Zhang et al enrolled 56 patients diagnosed with lung cancer-associated IPF, 59 lung cancer patients without IPF, and 60 healthy volunteers to serve as the control group to evaluate the expressions of IL-22, IL-23, and IL-17 using enzyme-linked immunosorbent assay (ELISA) kits.

The authors observed that IL-22, IL-23, and IL-17 were significantly upregulated in the serum of patients with lung cancer compared to that of healthy controls, which is consistent with previous findings.

Continue Reading

Read more about IPF diagnosis

“Moreover, we first reported that the expression of both IL-22 and IL-23 were markedly increased in the serum of patients with combined lung cancer and IPF, compared with the lung cancer group, the area under the curve (AUC) of IL-17 was 0.8066 (95% confidence interval (CI), 0.7220 to 0.8912), the IL-22 was 0.7818 (95% CI, 0.6952 to 0.8684), and the IL-23 was 0.7324 (95% CI, 0.6419 to 0.8230),” the authors wrote, ”suggesting that IL-22 and IL-23 are effective biomarkers to distinguish patients with combined lung cancer and IPF with the lung cancer patients.”

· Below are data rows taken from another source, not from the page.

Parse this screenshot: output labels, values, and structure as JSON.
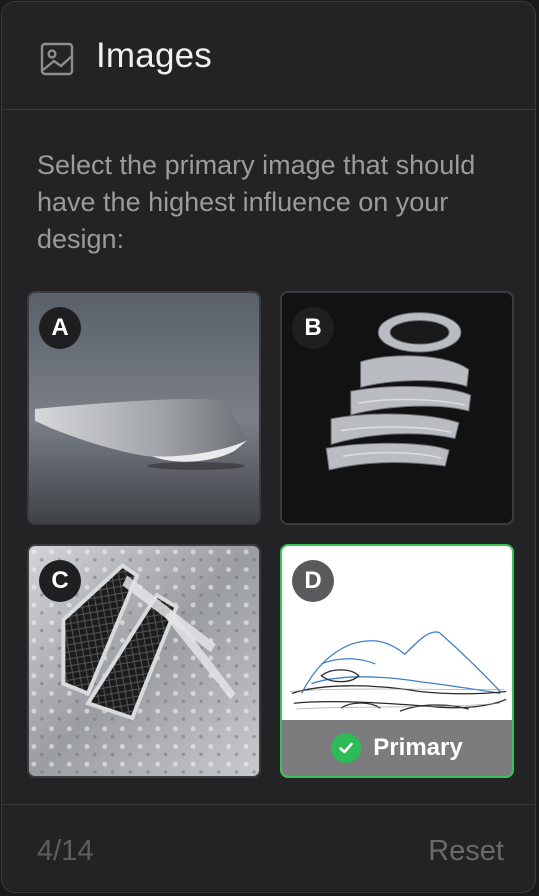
{
  "header": {
    "title": "Images",
    "icon": "image-icon"
  },
  "instruction": "Select the primary image that should have the highest influence on your design:",
  "images": [
    {
      "letter": "A",
      "subject": "sleek metallic object",
      "selected": false
    },
    {
      "letter": "B",
      "subject": "sculptural metallic shoe",
      "selected": false
    },
    {
      "letter": "C",
      "subject": "car vents with water droplets",
      "selected": false
    },
    {
      "letter": "D",
      "subject": "shoe sketch",
      "selected": true
    }
  ],
  "primary_label": "Primary",
  "footer": {
    "counter": "4/14",
    "reset_label": "Reset"
  },
  "colors": {
    "accent": "#2dbb55",
    "panel": "#232325",
    "border": "#3a3a3c"
  }
}
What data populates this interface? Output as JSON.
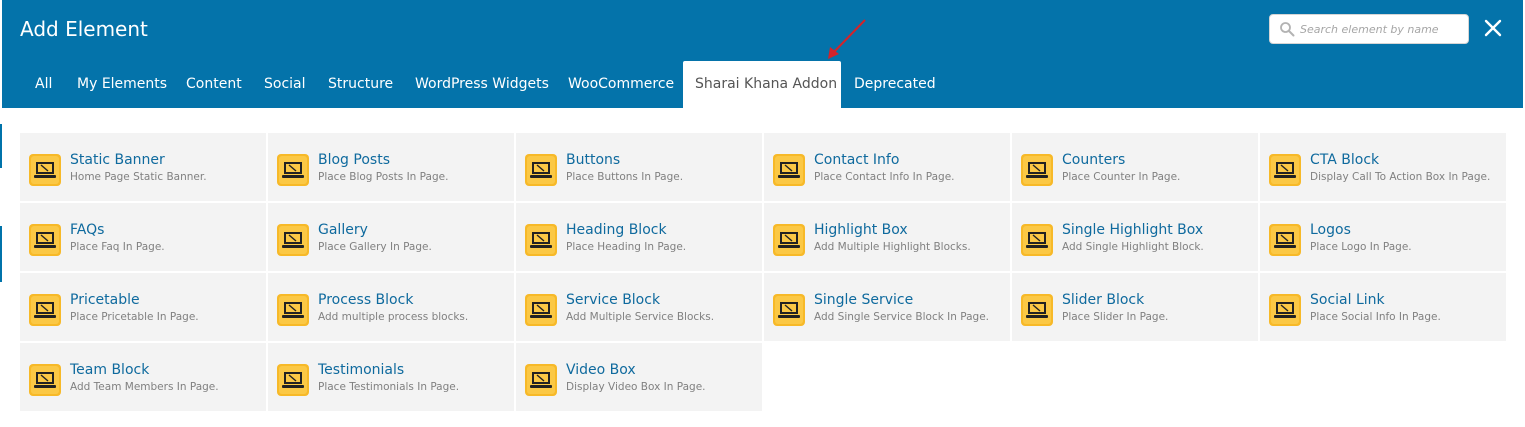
{
  "modal": {
    "title": "Add Element",
    "search_placeholder": "Search element by name",
    "accent_color": "#0473aa"
  },
  "tabs": [
    {
      "label": "All"
    },
    {
      "label": "My Elements"
    },
    {
      "label": "Content"
    },
    {
      "label": "Social"
    },
    {
      "label": "Structure"
    },
    {
      "label": "WordPress Widgets"
    },
    {
      "label": "WooCommerce"
    },
    {
      "label": "Sharai Khana Addon",
      "active": true
    },
    {
      "label": "Deprecated"
    }
  ],
  "elements": [
    {
      "title": "Static Banner",
      "desc": "Home Page Static Banner."
    },
    {
      "title": "Blog Posts",
      "desc": "Place Blog Posts In Page."
    },
    {
      "title": "Buttons",
      "desc": "Place Buttons In Page."
    },
    {
      "title": "Contact Info",
      "desc": "Place Contact Info In Page."
    },
    {
      "title": "Counters",
      "desc": "Place Counter In Page."
    },
    {
      "title": "CTA Block",
      "desc": "Display Call To Action Box In Page."
    },
    {
      "title": "FAQs",
      "desc": "Place Faq In Page."
    },
    {
      "title": "Gallery",
      "desc": "Place Gallery In Page."
    },
    {
      "title": "Heading Block",
      "desc": "Place Heading In Page."
    },
    {
      "title": "Highlight Box",
      "desc": "Add Multiple Highlight Blocks."
    },
    {
      "title": "Single Highlight Box",
      "desc": "Add Single Highlight Block."
    },
    {
      "title": "Logos",
      "desc": "Place Logo In Page."
    },
    {
      "title": "Pricetable",
      "desc": "Place Pricetable In Page."
    },
    {
      "title": "Process Block",
      "desc": "Add multiple process blocks."
    },
    {
      "title": "Service Block",
      "desc": "Add Multiple Service Blocks."
    },
    {
      "title": "Single Service",
      "desc": "Add Single Service Block In Page."
    },
    {
      "title": "Slider Block",
      "desc": "Place Slider In Page."
    },
    {
      "title": "Social Link",
      "desc": "Place Social Info In Page."
    },
    {
      "title": "Team Block",
      "desc": "Add Team Members In Page."
    },
    {
      "title": "Testimonials",
      "desc": "Place Testimonials In Page."
    },
    {
      "title": "Video Box",
      "desc": "Display Video Box In Page."
    }
  ],
  "icons": {
    "element_icon": "monitor-tools-icon",
    "search": "search-icon",
    "close": "close-icon",
    "annotation": "red-arrow-icon"
  }
}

The findings are relevant since IPF and lung cancer have similar risk factors (for example, age, family history, and smoking history), which might confound the results of these studies. Furthermore, the authors described some somatic alterations in both IPF-associated lung cancer and fibrosing lung tissue. For example, KRAS or tumor protein 53 (TP53) mutations were found to be higher in lung tissue samples from patients with IPF and lung cancer than in those from patients with IPF but no lung cancer.

Long-term inflammation and infiltration of immune cells frequently characterize IPF, as does aberrant collagen deposition, which leads to the remodeling of the lungs. Although the specific pathogenesis remains unclear, the results of previous studies suggest this disease may originate from a lesion in the alveolus, and the long-term inflammatory condition could further damage its structure, including apoptosis of type I epithelial cells, overproliferation of the type II cells, and thickening of small airways and arterial walls.


Zhang Q, Tong L, Wang B, Wang T, Ma H. Diagnostic value of serum levels of IL-22, IL-23, and IL-17 for idiopathic pulmonary fibrosis associated with lung cancer. Ther Clin Risk Manag. 2022;18:429-437. doi:10.2147/tcrm.s349185